• [Exercise inputs]
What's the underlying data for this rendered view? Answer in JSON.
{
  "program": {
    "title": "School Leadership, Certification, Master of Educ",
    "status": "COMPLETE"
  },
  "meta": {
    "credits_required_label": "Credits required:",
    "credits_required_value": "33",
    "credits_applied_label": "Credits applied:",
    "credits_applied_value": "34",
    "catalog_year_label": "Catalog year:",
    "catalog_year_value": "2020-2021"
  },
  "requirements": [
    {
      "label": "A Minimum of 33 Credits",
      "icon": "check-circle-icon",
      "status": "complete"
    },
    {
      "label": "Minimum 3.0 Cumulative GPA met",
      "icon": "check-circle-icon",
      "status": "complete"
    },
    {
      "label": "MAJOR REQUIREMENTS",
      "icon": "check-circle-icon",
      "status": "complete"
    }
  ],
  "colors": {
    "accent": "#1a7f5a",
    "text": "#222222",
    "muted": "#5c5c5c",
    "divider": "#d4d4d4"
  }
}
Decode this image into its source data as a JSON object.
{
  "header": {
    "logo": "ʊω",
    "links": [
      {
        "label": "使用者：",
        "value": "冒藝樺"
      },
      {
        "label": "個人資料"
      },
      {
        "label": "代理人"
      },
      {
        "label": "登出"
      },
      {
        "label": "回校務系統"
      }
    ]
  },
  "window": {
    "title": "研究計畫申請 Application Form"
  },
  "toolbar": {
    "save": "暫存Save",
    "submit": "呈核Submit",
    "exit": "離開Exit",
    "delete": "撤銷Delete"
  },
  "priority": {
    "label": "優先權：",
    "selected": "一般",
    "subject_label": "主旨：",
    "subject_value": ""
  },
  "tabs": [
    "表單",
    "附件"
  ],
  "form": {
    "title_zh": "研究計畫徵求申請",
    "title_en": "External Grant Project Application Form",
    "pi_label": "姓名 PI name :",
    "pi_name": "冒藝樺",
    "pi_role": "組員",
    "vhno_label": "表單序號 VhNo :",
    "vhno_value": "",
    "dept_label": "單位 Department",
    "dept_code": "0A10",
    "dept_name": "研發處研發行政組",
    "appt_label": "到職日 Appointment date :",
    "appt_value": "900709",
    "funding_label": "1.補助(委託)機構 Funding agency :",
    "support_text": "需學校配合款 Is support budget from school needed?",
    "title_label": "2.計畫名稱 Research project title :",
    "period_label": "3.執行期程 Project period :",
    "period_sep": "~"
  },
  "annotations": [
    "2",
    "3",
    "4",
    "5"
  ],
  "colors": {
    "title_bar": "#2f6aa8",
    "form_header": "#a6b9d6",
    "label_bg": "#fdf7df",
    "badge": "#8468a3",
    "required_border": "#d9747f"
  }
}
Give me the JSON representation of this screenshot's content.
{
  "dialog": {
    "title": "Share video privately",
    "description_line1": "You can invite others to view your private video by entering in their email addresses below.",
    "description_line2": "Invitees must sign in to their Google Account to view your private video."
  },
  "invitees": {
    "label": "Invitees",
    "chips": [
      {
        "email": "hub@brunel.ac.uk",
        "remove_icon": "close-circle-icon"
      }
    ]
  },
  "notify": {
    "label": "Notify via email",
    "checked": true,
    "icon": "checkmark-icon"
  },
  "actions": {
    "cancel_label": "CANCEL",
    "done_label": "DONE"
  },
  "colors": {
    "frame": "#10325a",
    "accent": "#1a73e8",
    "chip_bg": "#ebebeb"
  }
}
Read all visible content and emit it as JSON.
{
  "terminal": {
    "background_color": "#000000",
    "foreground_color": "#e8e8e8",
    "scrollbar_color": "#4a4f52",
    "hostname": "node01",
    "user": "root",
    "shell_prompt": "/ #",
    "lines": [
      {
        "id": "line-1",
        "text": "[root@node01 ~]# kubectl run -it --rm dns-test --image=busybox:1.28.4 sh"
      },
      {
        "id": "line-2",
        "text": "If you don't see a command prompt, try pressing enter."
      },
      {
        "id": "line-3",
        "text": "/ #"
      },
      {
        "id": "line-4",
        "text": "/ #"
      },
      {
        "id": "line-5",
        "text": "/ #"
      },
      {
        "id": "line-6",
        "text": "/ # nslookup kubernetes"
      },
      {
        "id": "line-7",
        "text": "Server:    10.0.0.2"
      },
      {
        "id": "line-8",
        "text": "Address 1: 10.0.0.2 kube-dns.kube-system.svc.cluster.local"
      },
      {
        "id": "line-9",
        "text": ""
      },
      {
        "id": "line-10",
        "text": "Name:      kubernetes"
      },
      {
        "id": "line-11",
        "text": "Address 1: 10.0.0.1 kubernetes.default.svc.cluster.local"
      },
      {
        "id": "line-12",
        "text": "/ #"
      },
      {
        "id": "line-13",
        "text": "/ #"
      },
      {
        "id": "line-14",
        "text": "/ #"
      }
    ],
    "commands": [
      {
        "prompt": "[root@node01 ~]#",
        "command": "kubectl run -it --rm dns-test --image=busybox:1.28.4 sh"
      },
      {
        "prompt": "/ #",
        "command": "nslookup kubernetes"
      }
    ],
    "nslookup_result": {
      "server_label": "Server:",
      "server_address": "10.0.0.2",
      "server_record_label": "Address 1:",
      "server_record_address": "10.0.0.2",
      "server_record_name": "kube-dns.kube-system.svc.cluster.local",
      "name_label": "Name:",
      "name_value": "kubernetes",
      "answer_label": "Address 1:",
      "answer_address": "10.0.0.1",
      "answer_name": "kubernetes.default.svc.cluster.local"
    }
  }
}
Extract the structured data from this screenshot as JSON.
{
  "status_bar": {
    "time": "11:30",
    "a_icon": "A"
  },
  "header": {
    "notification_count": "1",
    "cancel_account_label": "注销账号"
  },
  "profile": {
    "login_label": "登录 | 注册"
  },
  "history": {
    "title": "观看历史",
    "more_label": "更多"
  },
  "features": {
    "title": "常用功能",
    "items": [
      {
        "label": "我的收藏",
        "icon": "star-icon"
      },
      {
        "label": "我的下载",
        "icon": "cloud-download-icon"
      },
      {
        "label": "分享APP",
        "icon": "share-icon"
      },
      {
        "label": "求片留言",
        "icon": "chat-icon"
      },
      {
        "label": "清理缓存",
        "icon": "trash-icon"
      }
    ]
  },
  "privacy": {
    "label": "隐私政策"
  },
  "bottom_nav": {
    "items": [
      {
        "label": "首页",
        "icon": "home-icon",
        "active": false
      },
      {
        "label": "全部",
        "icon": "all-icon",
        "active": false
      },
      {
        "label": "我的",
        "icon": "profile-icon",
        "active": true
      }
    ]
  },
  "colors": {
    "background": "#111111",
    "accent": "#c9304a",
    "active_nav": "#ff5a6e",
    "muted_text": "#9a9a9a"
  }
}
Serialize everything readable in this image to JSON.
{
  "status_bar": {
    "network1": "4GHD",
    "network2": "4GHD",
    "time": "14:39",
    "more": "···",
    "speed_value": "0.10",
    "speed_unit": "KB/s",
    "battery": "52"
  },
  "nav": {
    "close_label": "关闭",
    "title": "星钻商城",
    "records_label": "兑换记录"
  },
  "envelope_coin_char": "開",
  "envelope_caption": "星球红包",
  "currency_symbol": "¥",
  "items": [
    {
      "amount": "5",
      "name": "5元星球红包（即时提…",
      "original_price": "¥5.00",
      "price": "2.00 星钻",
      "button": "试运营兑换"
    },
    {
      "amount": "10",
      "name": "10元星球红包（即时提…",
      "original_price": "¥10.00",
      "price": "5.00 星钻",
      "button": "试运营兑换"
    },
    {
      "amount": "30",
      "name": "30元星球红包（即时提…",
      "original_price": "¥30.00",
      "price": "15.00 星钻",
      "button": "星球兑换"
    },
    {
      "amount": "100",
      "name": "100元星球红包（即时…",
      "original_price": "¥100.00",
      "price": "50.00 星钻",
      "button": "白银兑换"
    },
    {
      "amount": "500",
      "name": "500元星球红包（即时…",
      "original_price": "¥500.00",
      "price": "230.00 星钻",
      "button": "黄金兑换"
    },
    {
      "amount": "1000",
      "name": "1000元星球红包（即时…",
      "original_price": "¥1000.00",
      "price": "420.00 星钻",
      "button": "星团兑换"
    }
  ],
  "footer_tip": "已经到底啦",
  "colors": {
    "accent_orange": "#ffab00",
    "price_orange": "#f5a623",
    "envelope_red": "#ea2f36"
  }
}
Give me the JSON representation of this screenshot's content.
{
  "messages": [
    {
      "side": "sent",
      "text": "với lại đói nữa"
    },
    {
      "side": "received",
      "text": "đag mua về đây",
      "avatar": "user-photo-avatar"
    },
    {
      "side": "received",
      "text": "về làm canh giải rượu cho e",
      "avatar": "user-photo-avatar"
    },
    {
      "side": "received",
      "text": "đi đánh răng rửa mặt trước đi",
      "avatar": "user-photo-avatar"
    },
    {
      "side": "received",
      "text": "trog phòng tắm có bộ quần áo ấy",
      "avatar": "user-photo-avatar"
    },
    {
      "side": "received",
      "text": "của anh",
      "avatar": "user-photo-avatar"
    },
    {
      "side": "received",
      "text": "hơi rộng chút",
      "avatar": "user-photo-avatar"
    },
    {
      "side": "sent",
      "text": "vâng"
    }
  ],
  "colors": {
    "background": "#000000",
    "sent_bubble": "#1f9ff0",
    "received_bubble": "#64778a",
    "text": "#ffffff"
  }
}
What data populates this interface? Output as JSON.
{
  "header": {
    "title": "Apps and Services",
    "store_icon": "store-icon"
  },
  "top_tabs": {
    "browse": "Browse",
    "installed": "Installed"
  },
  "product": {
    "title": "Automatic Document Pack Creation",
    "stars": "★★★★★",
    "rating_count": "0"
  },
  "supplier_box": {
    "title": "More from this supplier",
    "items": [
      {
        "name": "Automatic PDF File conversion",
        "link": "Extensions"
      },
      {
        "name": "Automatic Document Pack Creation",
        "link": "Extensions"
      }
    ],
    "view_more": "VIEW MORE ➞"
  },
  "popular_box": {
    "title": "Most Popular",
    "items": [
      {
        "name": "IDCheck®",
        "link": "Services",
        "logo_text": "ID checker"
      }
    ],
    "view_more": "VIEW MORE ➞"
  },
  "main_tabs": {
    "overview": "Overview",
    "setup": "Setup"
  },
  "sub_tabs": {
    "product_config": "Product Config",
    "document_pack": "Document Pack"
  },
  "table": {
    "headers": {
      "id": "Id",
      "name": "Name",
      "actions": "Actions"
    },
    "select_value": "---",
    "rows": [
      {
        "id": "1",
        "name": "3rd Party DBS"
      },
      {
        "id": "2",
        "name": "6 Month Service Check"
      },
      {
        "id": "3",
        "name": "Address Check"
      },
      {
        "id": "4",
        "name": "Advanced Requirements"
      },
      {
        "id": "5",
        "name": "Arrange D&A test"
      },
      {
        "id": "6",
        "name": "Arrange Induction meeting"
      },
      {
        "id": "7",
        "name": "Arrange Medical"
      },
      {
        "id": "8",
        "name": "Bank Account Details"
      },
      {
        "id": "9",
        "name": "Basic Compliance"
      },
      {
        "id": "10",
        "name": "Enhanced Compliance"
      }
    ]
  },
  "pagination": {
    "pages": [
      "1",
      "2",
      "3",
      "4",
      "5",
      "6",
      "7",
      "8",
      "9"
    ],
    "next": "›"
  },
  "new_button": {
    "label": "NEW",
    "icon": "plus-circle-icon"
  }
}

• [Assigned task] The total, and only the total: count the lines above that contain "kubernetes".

• [Task answer] 6